Streamers are working OK but not quite as should be expected for this time of year (blame the weather). Nonetheless, decent action can come on moderately sized imitations fished on sinking tips in the INT to 3ips range. Target riffles and troughs along with current peeling off of submerged structure and bank points. Expect a lot of follows and chases in slower water.
Dry flies – Snake River Water Walkers, Circus Peanuts, Mary Kays, Stimulators, Goddard Caddis, Parachute Extended Body PMDs, BWOs, and Mahogany Duns, Booty’s DL Cripple, and Film Critics.
Nymphs – Pat’s Rubber Leg, Duracells, Keller’s Peach Fuzz, Mellow Yellows, Chamois Caddis, Lightening Bugs, Flashback Pheasant Tails, Devil Jigs, and Perdigons.
Streamers – Galloup’s Peanut Envy, Coffey’s Sparkle Minnow, Goldilocks, Geisha Girls, Rustic Trombones, Galloup’s Mini Dungeons, Arum’s Lil’ Kims, Warriors, Chicklets, and Kreelux.
Continuing to fish well on all reaches with intermittent emergences of PMDs and chironomids most days as well as a few October caddis at times. At the same time, expect some slower days here and there. Higher gradient reaches are fishing better than lower gradient sections expect on those days with cloud cover (which have been few are far between). Dropper nymphs are picking up a few fish in the morning. After 11:30 PM, action on nymphs and surface flies turn on until around 3pm, after which there is a noticeable slowdown. Target seams, eddies, and riffles primarily no matter when or what rigging you are fishing.

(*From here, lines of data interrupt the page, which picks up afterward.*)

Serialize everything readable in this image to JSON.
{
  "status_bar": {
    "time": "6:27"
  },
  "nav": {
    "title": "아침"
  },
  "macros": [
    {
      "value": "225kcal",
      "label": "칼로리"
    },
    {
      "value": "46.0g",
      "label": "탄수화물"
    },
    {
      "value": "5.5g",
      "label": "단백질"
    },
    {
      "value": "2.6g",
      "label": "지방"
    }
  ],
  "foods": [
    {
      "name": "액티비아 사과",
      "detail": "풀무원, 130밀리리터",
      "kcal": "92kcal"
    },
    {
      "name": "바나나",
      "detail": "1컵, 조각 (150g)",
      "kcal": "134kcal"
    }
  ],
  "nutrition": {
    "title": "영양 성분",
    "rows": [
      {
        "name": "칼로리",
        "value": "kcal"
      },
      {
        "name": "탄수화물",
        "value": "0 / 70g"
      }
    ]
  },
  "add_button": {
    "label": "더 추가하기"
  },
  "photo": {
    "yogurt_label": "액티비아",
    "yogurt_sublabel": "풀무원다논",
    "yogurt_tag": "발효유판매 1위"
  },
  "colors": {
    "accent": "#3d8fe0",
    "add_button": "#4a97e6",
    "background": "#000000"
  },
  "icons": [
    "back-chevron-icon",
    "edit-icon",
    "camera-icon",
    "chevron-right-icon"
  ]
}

Dry flies – Micro Peanuts, Micro Winged Chernobyls, Stimulators, Tent-Wing Caddis, Parachute Extended Body PMDs and Mahogany Duns, Parachute Adams, Snowshoe Duns, Royal Wulffs, Ausable Wulffs, Booty’s DL Cripple, Cole’s Split-Wing Cripple,Film Critics, Parachute Midges, CDC Midges Emergers, and Pheasant Tail Emergers.
Nymphs – Micro Mopscicles, Chamois Caddis, Duracalls, Flashback Pheasant Tail, Pyscho Princes, Robins, Rainbow Warriors, Lightening Bugs, Egan’s Dart, Howell’s Shuck It, Zebra Midges, Brassies, and Perdigons.
Yellowstone National Park
Madison River – Still decent fishing from top to bottom. Streamers are producing on all reaches while nymphs are performing well from Riverside up to the confluence. Go lightly weighted and short with all your riggings, although obviously deeper runs along under cutbanks can produce with deeper and heavier riggings.
Firehole River – Dry fly activity is best during tight windows from around 11am until 2pm, extending to 3pm on cooler days. Midges and BWOs are to name of the game for the most part. Adult imitations and their nymphal counterparts are getting the job done primarily in riffles and seams. Caddis larva imitations will work in the same water. Small baitfish imitations are producing very well when fished along under cutbanks on the upper reaches from Midway geyser up to Biscuit Basin.
Yellowstone Lake – Not big on numbers most days but certainly big on size. Baitfish, damsel, and dragon fly imitations, along with suspended leech and chironomid imitations, are working well and getting into 18-plus inch cutthroats primarily. Don’t be surprised if you cross the 20” mark a few times. Drop-offs and flat edges are producing better than flats themselves. The most consistent action is occurring in the two to four foot range in the water column.
Lewis Lake – Good number of brown trout both above and below the lake but with the lack of cloud cover and wind it takes a lot of patience to get into a couple (and its still a lot of fun seeing all of these fish. Fishing for staging and running browns in the lake and at the inlet/outlet offer a bit more consistency, yet still there is a of looks and follows with current conditions. Lake trout have been on the flats primarily on the north side of the lake and to the northeast around Mack Point.